In 2018 neither ifconfig or iproute2 will configure ipx addresses, though ifconfig show them, and iproute2 instead let config decnet addresses. As of 2019 IPX is removed completely from linux so continued use needs to go to userspace.

Utilities to configure ipx addressing are in ncpfs, no longer carried by debian so need local build.

  1. ./ipx_configure --auto-primary on --auto-interface on
  2. ./ipx_interface add bridge.vlan EtherII

socat used to send and receive IPX packets, according to their format, the layout is 16 bits socket, 32 bits network, 48 bits node, such as broadcast, and 8 bits type.

  1. socat SOCKET-RECV:4:2:4:x500000000000FFFFFFFFFFFF1100 -
  2. socat SOCKET-SENDTO:4:2:4:x500000000000FFFFFFFFFFFF1100 -

After IPX is gone from kernel it needs raw sockets, something like:

  1. socat SOCKET-SENDTO:17:2:$((0x8137)):x8137$(printf %02x $(</sys/class/net/br41/ifindex))00000000000000ACDE482345670000 -

Can also recompile net-snmp for exotic, i.e. (not Internet Protocol) transports adding in debian/rules for ./configure; atm needs libatm1-dev

  1. --with-transports="UDPIPv6 TCPIPv6 UDP TCP Alias Unix Callback AAL5PVC IPX"

and IPX can then be used with it

  1. ./snmpwalk ipx::FFFFFFFFFFFF

You might not be running this protocol but some games like to use it. It also is to be merged into IPv6, therefore IPv6 fields can represent IPv4 and IPX addresses as well as native IPv6.

ipxripd may be useful also needed but version 0.7 will not run unless built with a slight change to the source code on linux 2.6 like so.

--- ipxripd-0.7/ipxkern.c	2005-08-30 18:30:40.000000000 +0100
+++ ipxripd-0.7/ipxkern.c	2005-08-30 18:31:19.000000000 +0100
@@ -57,7 +57,7 @@
 	FILE *ipx_route;
 	char buf[512];
-	ipx_route = fopen("/proc/net/ipx_route", "r");
+	ipx_route = fopen("/proc/net/ipx/route", "r");
 	if (ipx_route == NULL)
@@ -115,7 +115,7 @@
 	FILE *ipx_ifc;
 	char buf[512];
-	ipx_ifc = fopen("/proc/net/ipx_interface", "r");
+	ipx_ifc = fopen("/proc/net/ipx/interface", "r");
 	if (ipx_ifc == NULL)

It could be applied and installed like as follows:

apt-get source ipxripd
patch -p0 < patchfile
cd ipxripd-0.7/
dpkg-buildpackage -r fakeroot
cd ..
dpkg -i *.deb

IPX configuration

Firstly you'd eanable it on the network of the ppp host. The master of that network (i.e. dhcp/radvd server) would get the following in /etc/network/interfaces

iface eth0 ipx static
        netnum 1
        frame EtherII

The other machines would have the following appended to /etc/network/interfaces, although they could also be statically configured if you don't mind having to change them if you want to change network number too.

iface eth0 ipx dynamic
        frame EtherII

The static means that the machine will use the specified IPX network number.

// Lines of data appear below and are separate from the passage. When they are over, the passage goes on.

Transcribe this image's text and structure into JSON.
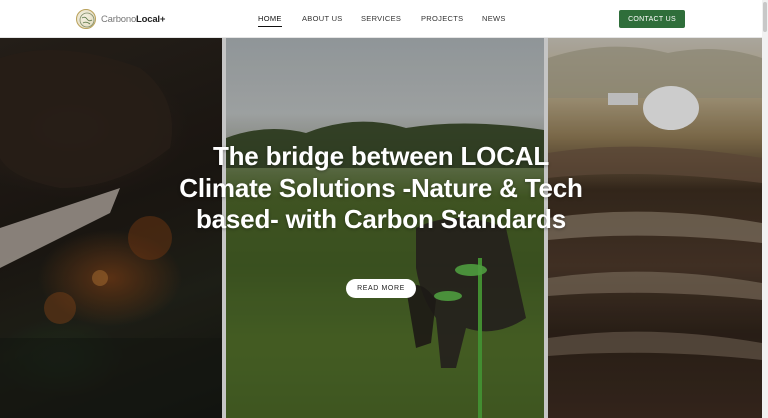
{
  "brand": {
    "name_part1": "Carbono",
    "name_part2": "Local+"
  },
  "nav": {
    "items": [
      {
        "label": "HOME",
        "active": true
      },
      {
        "label": "ABOUT US",
        "active": false
      },
      {
        "label": "SERVICES",
        "active": false
      },
      {
        "label": "PROJECTS",
        "active": false
      },
      {
        "label": "NEWS",
        "active": false
      }
    ],
    "cta_label": "CONTACT US"
  },
  "hero": {
    "title": "The bridge between LOCAL Climate Solutions -Nature & Tech based- with Carbon Standards",
    "button_label": "READ MORE"
  },
  "colors": {
    "cta_green": "#2f6e3a",
    "logo_gold": "#b9a15a"
  }
}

It does need to be different for each IPX subnet in a connected internetworking of subnets.

The dynamic means that the machine does not use IPX at all until it sees an IPX packet, and then communicates on the IPX network number seen in that packet. Some documentation refers to this as network number 0, meaning I don't have a configured network number.

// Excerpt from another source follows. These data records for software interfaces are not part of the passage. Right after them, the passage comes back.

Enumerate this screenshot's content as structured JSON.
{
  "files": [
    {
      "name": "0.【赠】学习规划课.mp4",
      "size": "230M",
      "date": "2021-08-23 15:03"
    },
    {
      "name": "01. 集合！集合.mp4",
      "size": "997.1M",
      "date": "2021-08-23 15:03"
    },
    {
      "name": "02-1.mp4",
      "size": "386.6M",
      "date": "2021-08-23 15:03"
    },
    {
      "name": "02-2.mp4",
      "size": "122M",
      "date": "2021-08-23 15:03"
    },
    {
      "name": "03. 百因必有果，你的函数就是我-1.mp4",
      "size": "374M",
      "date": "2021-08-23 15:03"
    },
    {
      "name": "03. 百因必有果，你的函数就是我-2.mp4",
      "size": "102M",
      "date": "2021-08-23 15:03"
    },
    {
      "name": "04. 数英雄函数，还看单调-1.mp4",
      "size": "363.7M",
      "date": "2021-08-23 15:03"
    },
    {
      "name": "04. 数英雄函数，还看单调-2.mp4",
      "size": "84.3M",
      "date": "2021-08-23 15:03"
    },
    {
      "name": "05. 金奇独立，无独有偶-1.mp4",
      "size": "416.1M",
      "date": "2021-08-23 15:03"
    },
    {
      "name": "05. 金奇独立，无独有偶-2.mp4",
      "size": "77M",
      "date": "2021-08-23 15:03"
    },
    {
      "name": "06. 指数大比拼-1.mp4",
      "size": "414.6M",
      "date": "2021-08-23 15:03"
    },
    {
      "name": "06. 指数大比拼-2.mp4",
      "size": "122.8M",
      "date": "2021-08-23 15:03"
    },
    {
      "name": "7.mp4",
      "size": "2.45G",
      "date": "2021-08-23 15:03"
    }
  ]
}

Now you hopefully have an IPX enabled ethernet subnet with entries in /proc/net/ipx showing the information. ipxripd needs to be running too so that ppp will get it's routes copied into the tables.

pppd can now participate, and ipxd would broadcast routes to the ethernet when it is started. If your ppp guest is a Windows 98 machine, it may need to be told the Network Address in Advanced, which is set the same as ipx-network in the host's ppp peers file.